Latin name: Psidium guajava
Source material: Fresh fruit
Common names: Guava, Brazilian guava, Common guava, Guinea guava, Lemon guava, Mountain guava, Purple guava
Guava Allergy Test: Allergen Exposure
Guavas are native to Central and South America but are now cultivated in many countries.
The fruit, which exudes a strong, sweet, musky odour (attributed to carbonyl compounds), may be round, ovoid, or pear-shaped when ripe. It has a thin, light-yellow skin, frequently blushed with pink.
Next to the skin is a layer of somewhat granular flesh of varying colour and flavour. The central pulp is juicy and normally filled with very hard, yellowish seeds.
Raw guavas can be eaten out of hand but are preferred seeded and served sliced, as dessert or in salads. The sweet yellow fruit is eaten fresh; the pulp of the red, sour varieties is used for jelly, juices, etc. More commonly the fruit is cooked, as cooking eliminates the strong odour.
Guavas are used in pies, cakes, puddings, sauces, ice cream, tapioca, juice, syrup, jam, butter, marmalade, chutney, relish, tomato sauce, breakfast cereal, baby food and other products.
The fruit may be canned or frozen, and extracts provide flavourants, pectin for food processing, and vitamin C for enrichment of other foods. Besides supplying vitamin C, guavas are a good source of potassium and fibre.
Guava has long been used as an ingredient in folk medicine around the world. The roots, bark, leaves, shoots, and immature fruits are astringent. They are also thought to be analgesic, emmenagogue, febrifuge, and vermifuge, and are used to treat a variety of ailments both internal and external.
The leaves, bark and young fruit are rich in tannins and other volatile compounds. In Central America the bark is used for tanning hides. The leaves, used with other plant materials, make a black dye for silk, cotton, and matting.
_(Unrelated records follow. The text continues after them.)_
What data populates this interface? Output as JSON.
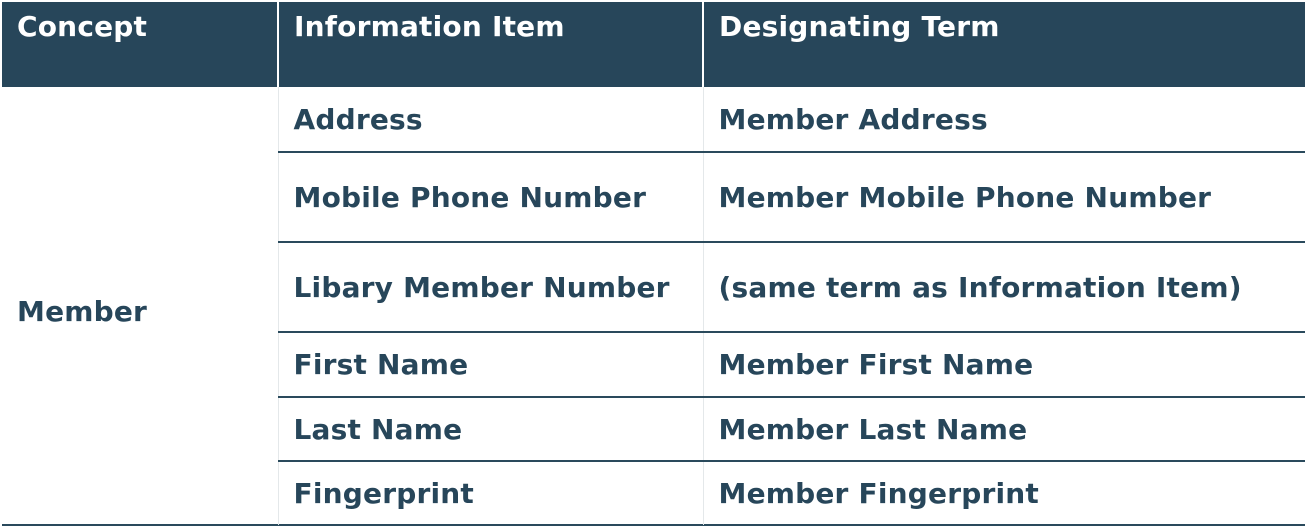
{
  "table": {
    "headers": [
      "Concept",
      "Information Item",
      "Designating Term"
    ],
    "concept": "Member",
    "rows": [
      {
        "information_item": "Address",
        "designating_term": "Member Address"
      },
      {
        "information_item": "Mobile Phone Number",
        "designating_term": "Member Mobile Phone Number"
      },
      {
        "information_item": "Libary Member Number",
        "designating_term": "(same term as Information Item)"
      },
      {
        "information_item": "First Name",
        "designating_term": "Member First Name"
      },
      {
        "information_item": "Last Name",
        "designating_term": "Member Last Name"
      },
      {
        "information_item": "Fingerprint",
        "designating_term": "Member Fingerprint"
      }
    ]
  },
  "colors": {
    "header_bg": "#27465a",
    "text": "#27465a",
    "rule": "#2a4a5c"
  }
}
Guava Allergy Test: Allergen Description
No allergens from this plant have yet been characterised.
A 30 kDa allergenic protein, possibly a panallergen, has been detected.
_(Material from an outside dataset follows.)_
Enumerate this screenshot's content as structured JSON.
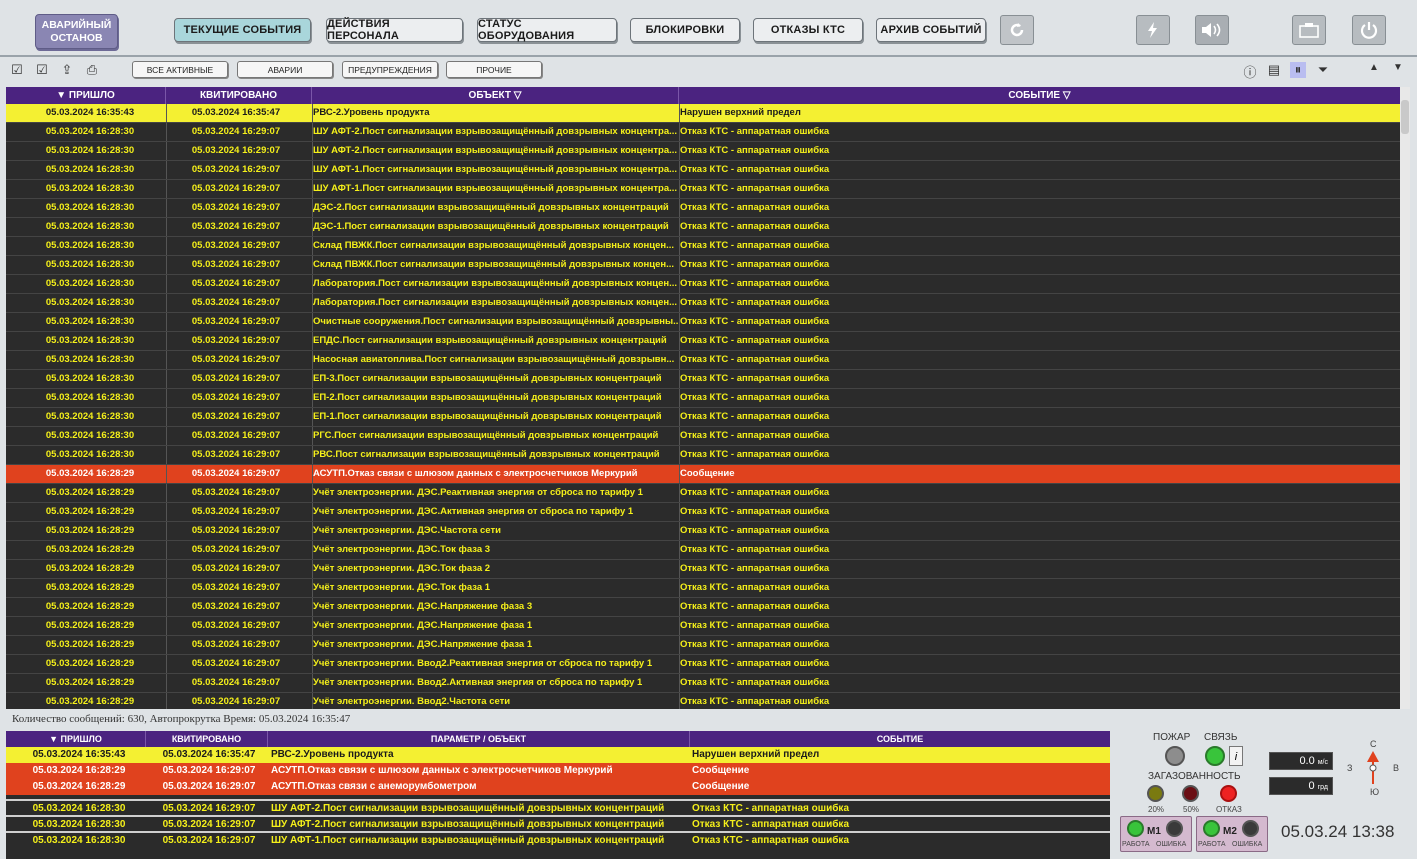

Guava Allergy Test: Potential Cross-Reactivity
Extensive cross-reactivity between the different individual species of the genus could be expected; also frequent cross-reactivity to the different species of the genus Melaleuca, and occasional cross-reactivity to Eucalyptus and other genera of the family Myrtaceae.
In one case, IgE antibodies were found to peach, guava, banana, mandarin and strawberry in a patient experiencing anaphylaxis after eating peach.
Guava Allergy Test: Clinical Experience
Anecdotal evidence suggests that guava can occasionally induce symptoms of food allergy in sensitised individuals; however, no studies have been reported to date.
A survey of 800 patients reporting to the Allergy Unit of the Institute of Child Health, Calcutta, found that of 123 patients tested for sensitisation to guava, 25% were positive.
Allergic contact dermatitis due to guava tea has been reported.
According to Chinese medicinal folklore, guava has been useful in the treatment of diabetes mellitus. A study shows that guava produced a marked hypoglycemic action in mice.